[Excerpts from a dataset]
====================

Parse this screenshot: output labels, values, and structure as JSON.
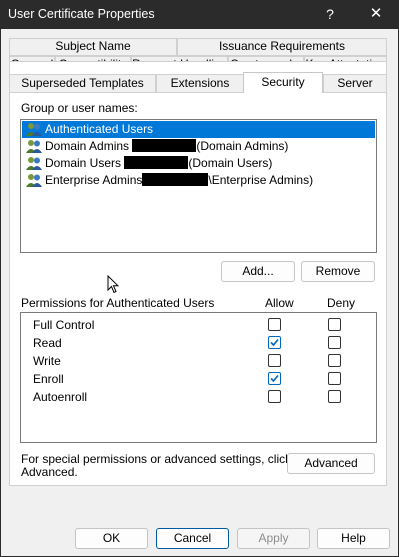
{
  "window": {
    "title": "User Certificate Properties",
    "help_glyph": "?",
    "close_glyph": "✕"
  },
  "tabs": {
    "row1": [
      "Subject Name",
      "Issuance Requirements"
    ],
    "row2": [
      "General",
      "Compatibility",
      "Request Handling",
      "Cryptography",
      "Key Attestation"
    ],
    "row3": [
      "Superseded Templates",
      "Extensions",
      "Security",
      "Server"
    ],
    "active": "Security"
  },
  "security": {
    "group_label": "Group or user names:",
    "users": [
      {
        "prefix": "Authenticated Users",
        "suffix": "",
        "selected": true
      },
      {
        "prefix": "Domain Admins ",
        "suffix": "(Domain Admins)",
        "selected": false
      },
      {
        "prefix": "Domain Users ",
        "suffix": "(Domain Users)",
        "selected": false
      },
      {
        "prefix": "Enterprise Admins",
        "suffix": "\\Enterprise Admins)",
        "selected": false
      }
    ],
    "add_button": "Add...",
    "remove_button": "Remove",
    "permissions_label": "Permissions for Authenticated Users",
    "allow_header": "Allow",
    "deny_header": "Deny",
    "permissions": [
      {
        "name": "Full Control",
        "allow": false,
        "deny": false
      },
      {
        "name": "Read",
        "allow": true,
        "deny": false
      },
      {
        "name": "Write",
        "allow": false,
        "deny": false
      },
      {
        "name": "Enroll",
        "allow": true,
        "deny": false
      },
      {
        "name": "Autoenroll",
        "allow": false,
        "deny": false
      }
    ],
    "advanced_text_line1": "For special permissions or advanced settings, click",
    "advanced_text_line2": "Advanced.",
    "advanced_button": "Advanced"
  },
  "footer": {
    "ok": "OK",
    "cancel": "Cancel",
    "apply": "Apply",
    "help": "Help"
  },
  "colors": {
    "selection": "#0078d7",
    "checkbox": "#0067c0",
    "titlebar": "#2b2b2b"
  }
}
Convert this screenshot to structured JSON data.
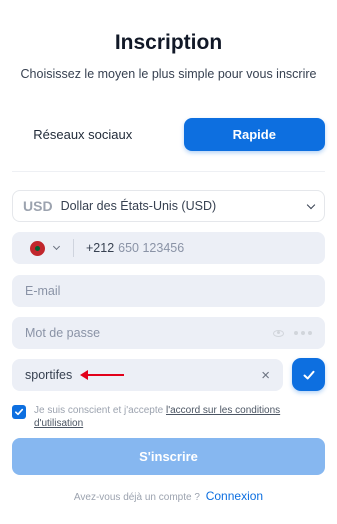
{
  "header": {
    "title": "Inscription",
    "subtitle": "Choisissez le moyen le plus simple pour vous inscrire"
  },
  "tabs": [
    {
      "label": "Réseaux sociaux",
      "active": false
    },
    {
      "label": "Rapide",
      "active": true
    }
  ],
  "currency": {
    "code": "USD",
    "name": "Dollar des États-Unis (USD)"
  },
  "phone": {
    "country_flag": "morocco-flag",
    "prefix": "+212",
    "placeholder": "650 123456"
  },
  "email": {
    "placeholder": "E-mail"
  },
  "password": {
    "placeholder": "Mot de passe"
  },
  "promo": {
    "value": "sportifes",
    "clear_label": "×"
  },
  "terms": {
    "checked": true,
    "text": "Je suis conscient et j'accepte",
    "link": "l'accord sur les conditions d'utilisation"
  },
  "submit_label": "S'inscrire",
  "login": {
    "prompt": "Avez-vous déjà un compte ?",
    "link": "Connexion"
  },
  "colors": {
    "accent": "#0d6fe0",
    "submit_disabled": "#86b7f0",
    "annotation_arrow": "#e2001a"
  }
}
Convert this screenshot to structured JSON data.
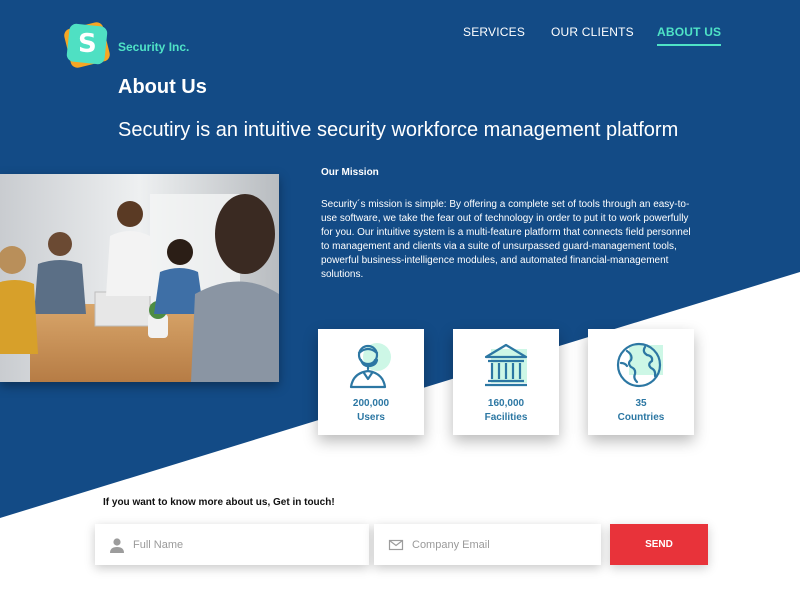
{
  "brand": {
    "name": "Security Inc.",
    "logo_letter": "S"
  },
  "nav": {
    "items": [
      "SERVICES",
      "OUR CLIENTS",
      "ABOUT US"
    ],
    "active": "ABOUT US"
  },
  "page": {
    "title": "About Us",
    "subtitle": "Secutiry is an intuitive security workforce management platform"
  },
  "mission": {
    "heading": "Our Mission",
    "text": "Security´s mission is simple: By offering a complete set of tools through an easy-to-use software, we take the fear out of technology in order to put it to work powerfully for you. Our intuitive system is a multi-feature platform that connects field personnel to management and clients via a suite of unsurpassed guard-management tools, powerful business-intelligence modules, and automated financial-management solutions."
  },
  "stats": [
    {
      "value": "200,000",
      "label": "Users",
      "icon": "user-headset-icon"
    },
    {
      "value": "160,000",
      "label": "Facilities",
      "icon": "bank-building-icon"
    },
    {
      "value": "35",
      "label": "Countries",
      "icon": "globe-icon"
    }
  ],
  "contact": {
    "heading": "If you want to know more about us, Get in touch!",
    "name_placeholder": "Full Name",
    "email_placeholder": "Company Email",
    "send_label": "SEND"
  },
  "colors": {
    "primary_blue": "#134b86",
    "accent_teal": "#4fe3c6",
    "icon_blue": "#2c77a3",
    "icon_mint": "#cdf7e6",
    "send_red": "#e8333a",
    "logo_orange": "#f6a623"
  }
}
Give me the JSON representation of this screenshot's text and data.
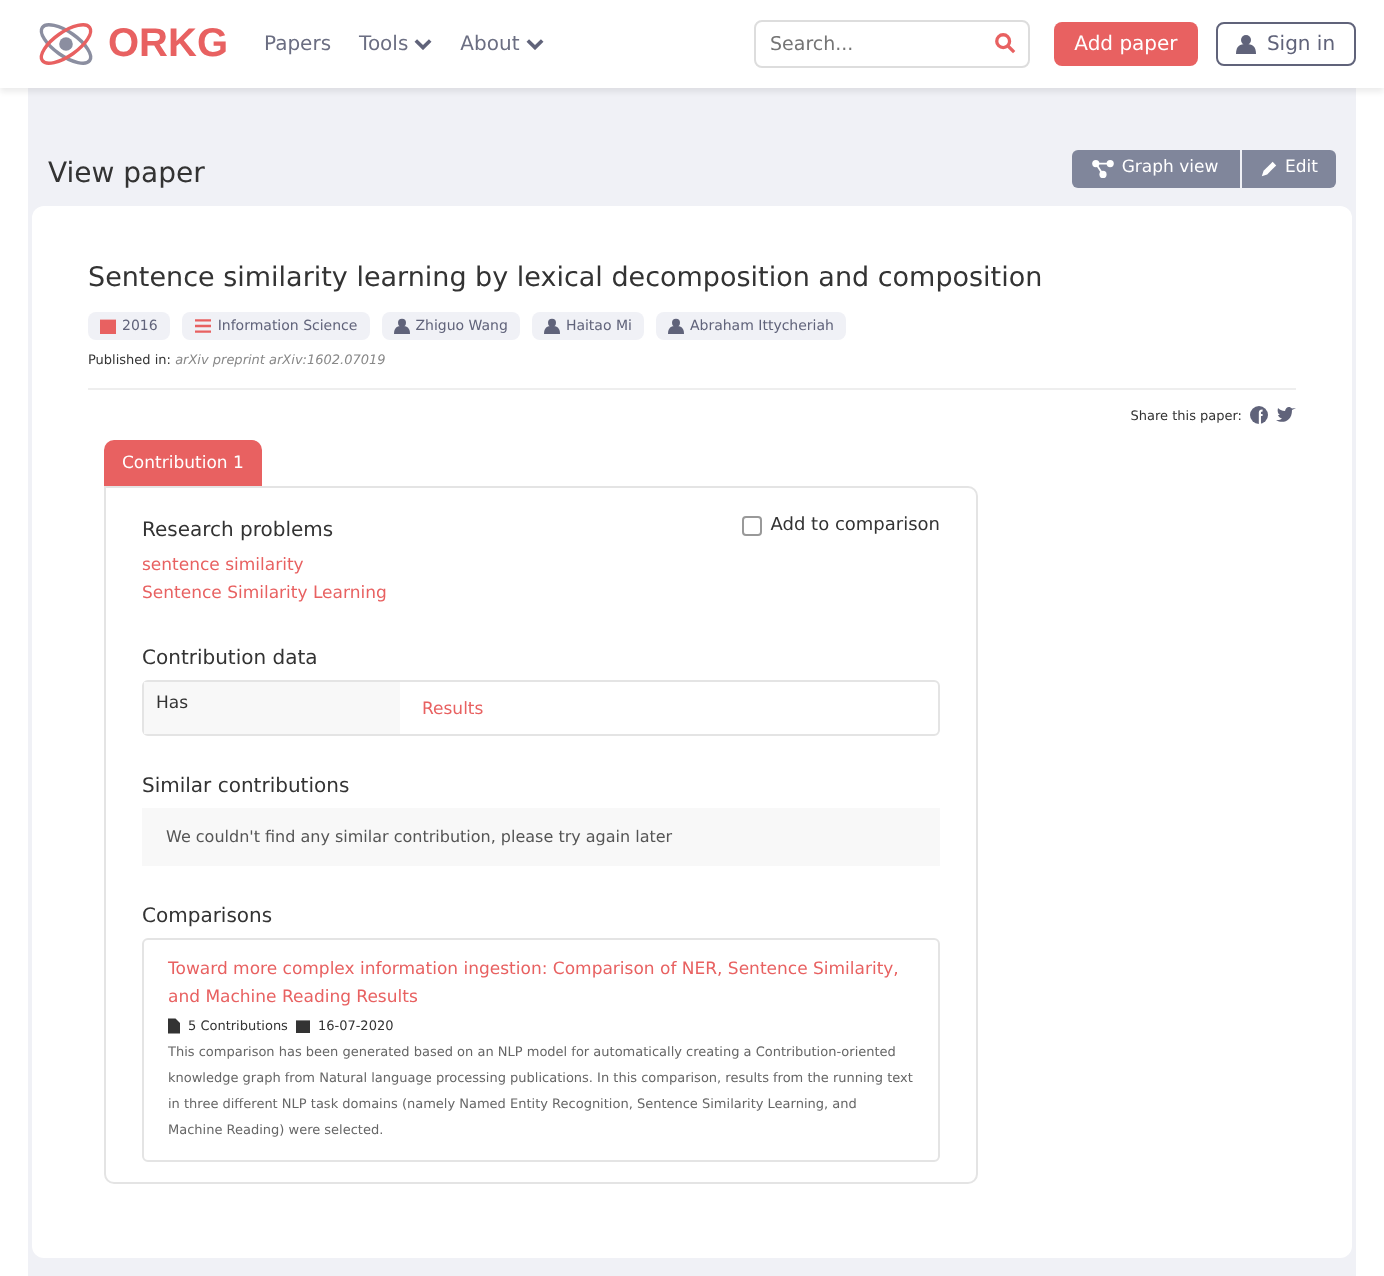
{
  "navbar": {
    "logo": "ORKG",
    "links": [
      {
        "label": "Papers",
        "dropdown": false
      },
      {
        "label": "Tools",
        "dropdown": true
      },
      {
        "label": "About",
        "dropdown": true
      }
    ],
    "search": {
      "placeholder": "Search..."
    },
    "add_button": "Add paper",
    "sign_in": "Sign in"
  },
  "page_title": "View paper",
  "actions": [
    "Graph view",
    "Edit"
  ],
  "paper": {
    "title": "Sentence similarity learning by lexical decomposition and composition",
    "badges": [
      {
        "kind": "year",
        "label": "2016"
      },
      {
        "kind": "field",
        "label": "Information Science"
      },
      {
        "kind": "author",
        "label": "Zhiguo Wang"
      },
      {
        "kind": "author",
        "label": "Haitao Mi"
      },
      {
        "kind": "author",
        "label": "Abraham Ittycheriah"
      }
    ],
    "published_label": "Published in:",
    "published_in": "arXiv preprint arXiv:1602.07019",
    "share_label": "Share this paper:"
  },
  "tabs": [
    {
      "label": "Contribution 1",
      "selected": true
    }
  ],
  "contribution": {
    "research_problems_heading": "Research problems",
    "add_to_comparison": {
      "label": "Add to comparison",
      "checked": false
    },
    "research_problems": [
      "sentence similarity",
      "Sentence Similarity Learning"
    ],
    "data_heading": "Contribution data",
    "data_rows": [
      {
        "property": "Has",
        "value": "Results"
      }
    ],
    "similar_heading": "Similar contributions",
    "similar_empty": "We couldn't find any similar contribution, please try again later",
    "comparisons_heading": "Comparisons",
    "comparisons": [
      {
        "title": "Toward more complex information ingestion: Comparison of NER, Sentence Similarity, and Machine Reading Results",
        "contributions": "5 Contributions",
        "date": "16-07-2020",
        "description": "This comparison has been generated based on an NLP model for automatically creating a Contribution-oriented knowledge graph from Natural language processing publications. In this comparison, results from the running text in three different NLP task domains (namely Named Entity Recognition, Sentence Similarity Learning, and Machine Reading) were selected."
      }
    ]
  }
}
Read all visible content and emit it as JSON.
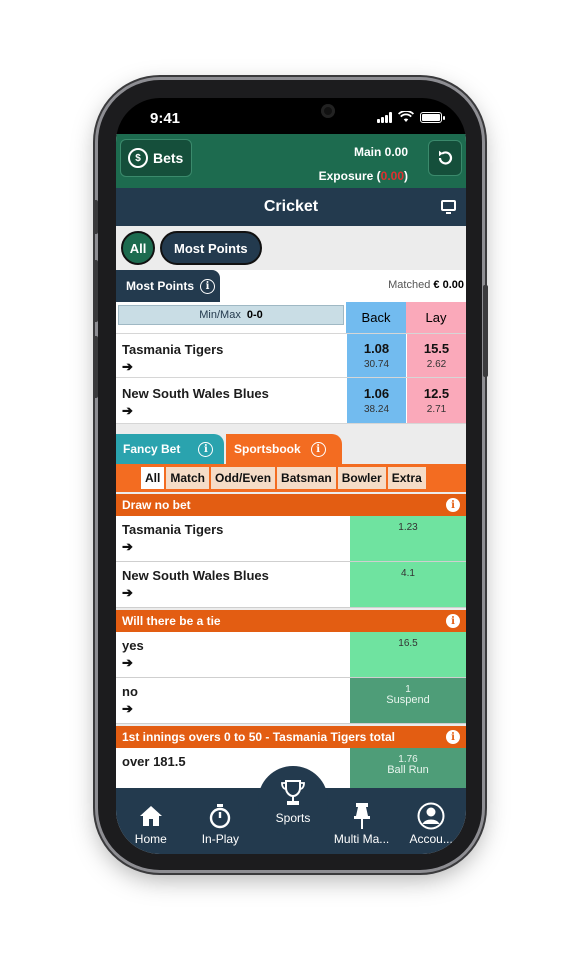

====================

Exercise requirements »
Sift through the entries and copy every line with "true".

Reply »
        "selected": true
        "allow": true,
        "allow": true,
      "active": true
    "checked": true,
        "dropdown": true
        "dropdown": true
      "selected": true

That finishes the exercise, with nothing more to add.